→ **What this task involves**: Each record should be written out exactly as it stands.
---- Data in this exercise
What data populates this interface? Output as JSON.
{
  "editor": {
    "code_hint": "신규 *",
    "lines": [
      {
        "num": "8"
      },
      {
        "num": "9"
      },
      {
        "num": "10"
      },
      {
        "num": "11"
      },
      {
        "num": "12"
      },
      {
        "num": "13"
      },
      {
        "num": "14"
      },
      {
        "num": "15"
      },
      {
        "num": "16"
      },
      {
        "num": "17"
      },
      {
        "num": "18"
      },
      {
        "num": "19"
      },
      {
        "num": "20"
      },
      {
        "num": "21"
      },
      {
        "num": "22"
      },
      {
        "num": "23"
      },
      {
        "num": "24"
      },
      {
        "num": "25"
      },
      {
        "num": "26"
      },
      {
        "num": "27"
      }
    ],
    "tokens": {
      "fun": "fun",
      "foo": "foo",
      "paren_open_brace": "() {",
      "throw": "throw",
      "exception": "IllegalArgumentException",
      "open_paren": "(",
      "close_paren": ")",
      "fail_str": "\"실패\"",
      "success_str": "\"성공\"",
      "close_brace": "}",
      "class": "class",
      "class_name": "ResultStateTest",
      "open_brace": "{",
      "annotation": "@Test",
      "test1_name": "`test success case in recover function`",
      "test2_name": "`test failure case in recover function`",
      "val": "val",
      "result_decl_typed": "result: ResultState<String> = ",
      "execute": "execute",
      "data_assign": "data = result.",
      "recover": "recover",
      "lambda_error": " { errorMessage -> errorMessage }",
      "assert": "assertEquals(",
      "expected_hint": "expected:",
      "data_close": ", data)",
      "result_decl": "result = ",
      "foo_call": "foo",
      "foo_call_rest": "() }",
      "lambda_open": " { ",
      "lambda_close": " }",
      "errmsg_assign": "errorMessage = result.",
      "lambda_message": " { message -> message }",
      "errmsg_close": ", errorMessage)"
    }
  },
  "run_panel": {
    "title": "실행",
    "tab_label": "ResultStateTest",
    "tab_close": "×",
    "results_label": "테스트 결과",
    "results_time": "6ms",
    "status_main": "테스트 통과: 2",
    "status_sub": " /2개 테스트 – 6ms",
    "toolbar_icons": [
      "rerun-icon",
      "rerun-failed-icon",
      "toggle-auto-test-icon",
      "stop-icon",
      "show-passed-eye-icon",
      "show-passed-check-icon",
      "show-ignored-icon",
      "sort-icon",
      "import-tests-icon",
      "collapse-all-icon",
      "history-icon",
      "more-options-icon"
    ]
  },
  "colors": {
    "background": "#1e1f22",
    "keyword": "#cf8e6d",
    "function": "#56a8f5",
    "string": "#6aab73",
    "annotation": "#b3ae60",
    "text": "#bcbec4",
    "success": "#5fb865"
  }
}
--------
→ **Exercise output**:
What data populates this interface? Output as JSON.
{
  "editor": {
    "code_hint": "신규 *",
    "lines": [
      {
        "num": "8"
      },
      {
        "num": "9"
      },
      {
        "num": "10"
      },
      {
        "num": "11"
      },
      {
        "num": "12"
      },
      {
        "num": "13"
      },
      {
        "num": "14"
      },
      {
        "num": "15"
      },
      {
        "num": "16"
      },
      {
        "num": "17"
      },
      {
        "num": "18"
      },
      {
        "num": "19"
      },
      {
        "num": "20"
      },
      {
        "num": "21"
      },
      {
        "num": "22"
      },
      {
        "num": "23"
      },
      {
        "num": "24"
      },
      {
        "num": "25"
      },
      {
        "num": "26"
      },
      {
        "num": "27"
      }
    ],
    "tokens": {
      "fun": "fun",
      "foo": "foo",
      "paren_open_brace": "() {",
      "throw": "throw",
      "exception": "IllegalArgumentException",
      "open_paren": "(",
      "close_paren": ")",
      "fail_str": "\"실패\"",
      "success_str": "\"성공\"",
      "close_brace": "}",
      "class": "class",
      "class_name": "ResultStateTest",
      "open_brace": "{",
      "annotation": "@Test",
      "test1_name": "`test success case in recover function`",
      "test2_name": "`test failure case in recover function`",
      "val": "val",
      "result_decl_typed": "result: ResultState<String> = ",
      "execute": "execute",
      "data_assign": "data = result.",
      "recover": "recover",
      "lambda_error": " { errorMessage -> errorMessage }",
      "assert": "assertEquals(",
      "expected_hint": "expected:",
      "data_close": ", data)",
      "result_decl": "result = ",
      "foo_call": "foo",
      "foo_call_rest": "() }",
      "lambda_open": " { ",
      "lambda_close": " }",
      "errmsg_assign": "errorMessage = result.",
      "lambda_message": " { message -> message }",
      "errmsg_close": ", errorMessage)"
    }
  },
  "run_panel": {
    "title": "실행",
    "tab_label": "ResultStateTest",
    "tab_close": "×",
    "results_label": "테스트 결과",
    "results_time": "6ms",
    "status_main": "테스트 통과: 2",
    "status_sub": " /2개 테스트 – 6ms",
    "toolbar_icons": [
      "rerun-icon",
      "rerun-failed-icon",
      "toggle-auto-test-icon",
      "stop-icon",
      "show-passed-eye-icon",
      "show-passed-check-icon",
      "show-ignored-icon",
      "sort-icon",
      "import-tests-icon",
      "collapse-all-icon",
      "history-icon",
      "more-options-icon"
    ]
  },
  "colors": {
    "background": "#1e1f22",
    "keyword": "#cf8e6d",
    "function": "#56a8f5",
    "string": "#6aab73",
    "annotation": "#b3ae60",
    "text": "#bcbec4",
    "success": "#5fb865"
  }
}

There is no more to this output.